● Red Bull Racing – A team which experienced great success in the early 2010s and is chasing Mercedes this year. Their number one driver (Max Verstappen) is widely considered to be one of the most exciting young talents and a future World Champion.
● McLaren – Another iconic juggernaut in Formula 1.
● Renault – A French team which is partly owned by the state. They are rebranding to Alpine next season.
● Racing Point – Formerly Force India. A new team which will be rebranding to Aston Martin next season (clearly an iconic brand).
● Williams – A legendary team which was family-owned until it was sold this year. A team that was once the pinnacle of Formula 1. Having trouble getting back to the top recently.
● AlphaTauri – Sister team of Red Bull Racing. They won an unlikely race this year with a driver called Pierre Gasly who is arguably having the best drive this season. Look up his story over the past two years if you have time, it’s truly inspiring.
● Alfa Romeo Racing – Ferrari’s junior team which benefits from their engine.
● Haas F1 Team – An American owned team which burst onto the scene in 2016.
Why should I watch?
This is a sport that’s truly thrilling. It’s a unique sport which caters to all. Whether you love engineering and want to witness the very best in car design, or whether you love adrenaline and want to see drivers battling at speeds of up to 300km, there’s something for everyone to love. It’s also cool to see a sport which is so incredibly international. Races take place all over the world including Australia, Russia, Singapore, Austria, Monaco, Italy and so many other amazing places.
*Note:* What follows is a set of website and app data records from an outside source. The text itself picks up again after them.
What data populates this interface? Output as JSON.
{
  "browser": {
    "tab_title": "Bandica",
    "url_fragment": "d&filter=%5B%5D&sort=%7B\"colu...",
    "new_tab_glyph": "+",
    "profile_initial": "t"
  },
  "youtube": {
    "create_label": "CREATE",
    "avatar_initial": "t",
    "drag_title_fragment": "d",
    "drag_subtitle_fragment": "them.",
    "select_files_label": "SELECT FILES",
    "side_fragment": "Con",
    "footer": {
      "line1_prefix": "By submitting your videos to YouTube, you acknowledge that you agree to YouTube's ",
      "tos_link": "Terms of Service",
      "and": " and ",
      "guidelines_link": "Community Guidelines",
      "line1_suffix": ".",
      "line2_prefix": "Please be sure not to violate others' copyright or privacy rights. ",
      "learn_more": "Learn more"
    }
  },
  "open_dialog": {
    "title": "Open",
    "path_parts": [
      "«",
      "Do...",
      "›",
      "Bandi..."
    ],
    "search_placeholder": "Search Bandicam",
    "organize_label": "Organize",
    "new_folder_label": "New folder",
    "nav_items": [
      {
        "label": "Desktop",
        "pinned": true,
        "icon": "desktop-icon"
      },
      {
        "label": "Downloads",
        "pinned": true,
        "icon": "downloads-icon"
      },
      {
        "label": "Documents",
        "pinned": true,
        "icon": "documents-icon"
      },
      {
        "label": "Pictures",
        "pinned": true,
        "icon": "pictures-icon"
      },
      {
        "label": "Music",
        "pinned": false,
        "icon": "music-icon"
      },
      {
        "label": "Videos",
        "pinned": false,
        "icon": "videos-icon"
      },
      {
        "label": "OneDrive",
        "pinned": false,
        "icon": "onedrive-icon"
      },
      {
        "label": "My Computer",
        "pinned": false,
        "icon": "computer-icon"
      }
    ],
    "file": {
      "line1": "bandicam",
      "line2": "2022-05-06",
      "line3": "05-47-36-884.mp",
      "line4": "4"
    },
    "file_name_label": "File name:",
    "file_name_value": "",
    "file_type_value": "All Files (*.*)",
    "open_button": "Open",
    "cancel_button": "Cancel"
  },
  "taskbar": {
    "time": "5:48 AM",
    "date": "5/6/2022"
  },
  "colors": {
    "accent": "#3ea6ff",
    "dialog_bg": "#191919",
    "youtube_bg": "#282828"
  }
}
It’s a sport which focuses on invention and engineering brilliance. The cars get quicker and more advanced every single year so no two seasons are ever alike. It’s exhilarating and who better to exhilarate than students?
How can I watch?
● The 2020 season is three races away from wrapping up which is perfect to get an introduction to the sport before spending the short offseason getting more into it!
● Sky Sports currently have the rights to the races although you can also subscribe to F1specific coverage on their app!
● Channel 4 show replays and highlights of the races every week so you can still watch even if you don’t have access to Sky.
● You can also go and watch it in a pub (COVID dependent). Mango’s has repeatedly advertised screenings of the Grand Prix so get yourself a group of 6 and head over when the pubs reopen!
I would highly recommend Drive to Survive on Netflix. It’s a documentary which focuses on the lives of the current drivers over the last 2 seasons and offers a good introduction (albeit a highly dramatised one) for any new spectator! It also lets you see into the lives of some of the best athletes in the world which is always a highly entertaining thing to see.